● **The problem**
Everything in the listing should be set down exactly, apart from the pictures.

[Recorded information]

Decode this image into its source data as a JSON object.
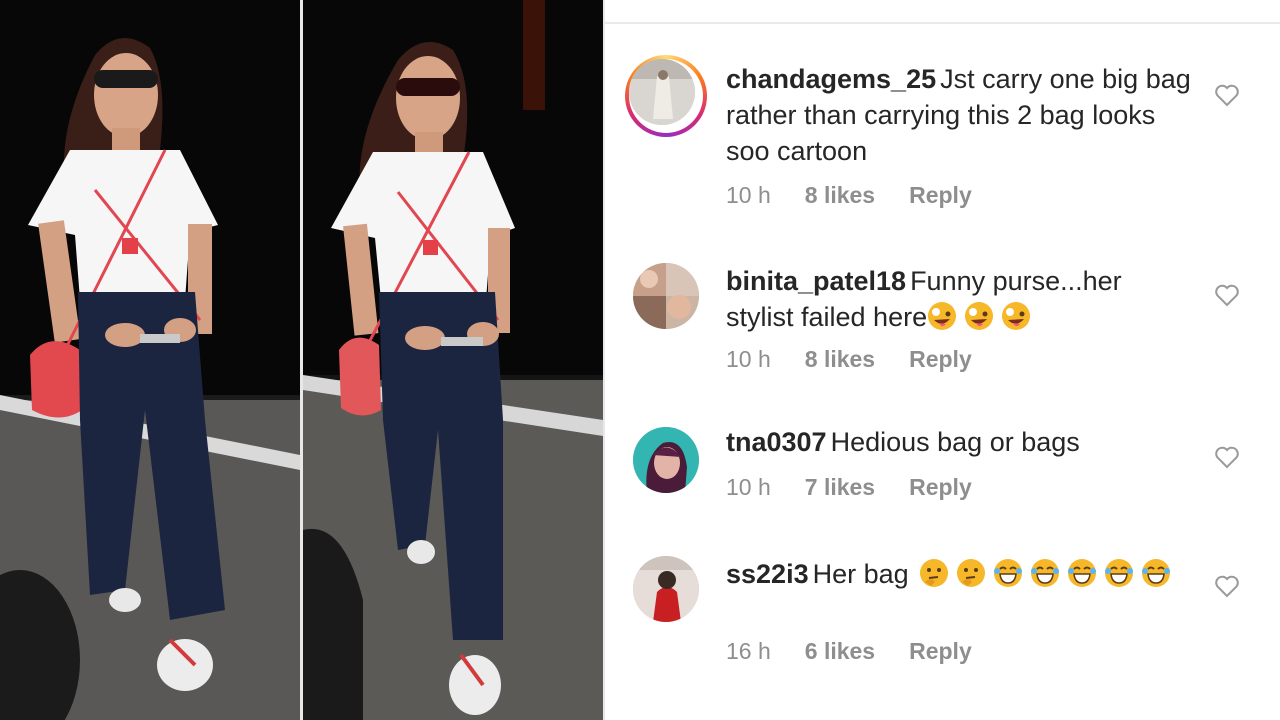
{
  "comments": [
    {
      "username": "chandagems_25",
      "text": "Jst carry one big bag rather than carrying this 2 bag looks soo cartoon",
      "emoji": [],
      "time": "10 h",
      "likes": "8 likes",
      "reply": "Reply",
      "has_story_ring": true,
      "avatar_icon": "user-avatar"
    },
    {
      "username": "binita_patel18",
      "text": "Funny purse...her stylist failed here",
      "emoji": [
        "zany-face",
        "zany-face",
        "zany-face"
      ],
      "time": "10 h",
      "likes": "8 likes",
      "reply": "Reply",
      "has_story_ring": false,
      "avatar_icon": "user-avatar"
    },
    {
      "username": "tna0307",
      "text": "Hedious bag or bags",
      "emoji": [],
      "time": "10 h",
      "likes": "7 likes",
      "reply": "Reply",
      "has_story_ring": false,
      "avatar_icon": "user-avatar"
    },
    {
      "username": "ss22i3",
      "text": "Her bag",
      "emoji": [
        "thinking-face",
        "thinking-face",
        "laughing-face",
        "laughing-face",
        "laughing-face",
        "laughing-face",
        "laughing-face"
      ],
      "time": "16 h",
      "likes": "6 likes",
      "reply": "Reply",
      "has_story_ring": false,
      "avatar_icon": "user-avatar"
    }
  ],
  "like_icon": "heart-outline-icon",
  "colors": {
    "text": "#262626",
    "meta": "#8e8e8e",
    "story_ring": [
      "#feda75",
      "#fa7e1e",
      "#d62976",
      "#962fbf"
    ]
  }
}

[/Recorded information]

● **Exercise result**
Decode this image into its source data as a JSON object.
{
  "comments": [
    {
      "username": "chandagems_25",
      "text": "Jst carry one big bag rather than carrying this 2 bag looks soo cartoon",
      "emoji": [],
      "time": "10 h",
      "likes": "8 likes",
      "reply": "Reply",
      "has_story_ring": true,
      "avatar_icon": "user-avatar"
    },
    {
      "username": "binita_patel18",
      "text": "Funny purse...her stylist failed here",
      "emoji": [
        "zany-face",
        "zany-face",
        "zany-face"
      ],
      "time": "10 h",
      "likes": "8 likes",
      "reply": "Reply",
      "has_story_ring": false,
      "avatar_icon": "user-avatar"
    },
    {
      "username": "tna0307",
      "text": "Hedious bag or bags",
      "emoji": [],
      "time": "10 h",
      "likes": "7 likes",
      "reply": "Reply",
      "has_story_ring": false,
      "avatar_icon": "user-avatar"
    },
    {
      "username": "ss22i3",
      "text": "Her bag",
      "emoji": [
        "thinking-face",
        "thinking-face",
        "laughing-face",
        "laughing-face",
        "laughing-face",
        "laughing-face",
        "laughing-face"
      ],
      "time": "16 h",
      "likes": "6 likes",
      "reply": "Reply",
      "has_story_ring": false,
      "avatar_icon": "user-avatar"
    }
  ],
  "like_icon": "heart-outline-icon",
  "colors": {
    "text": "#262626",
    "meta": "#8e8e8e",
    "story_ring": [
      "#feda75",
      "#fa7e1e",
      "#d62976",
      "#962fbf"
    ]
  }
}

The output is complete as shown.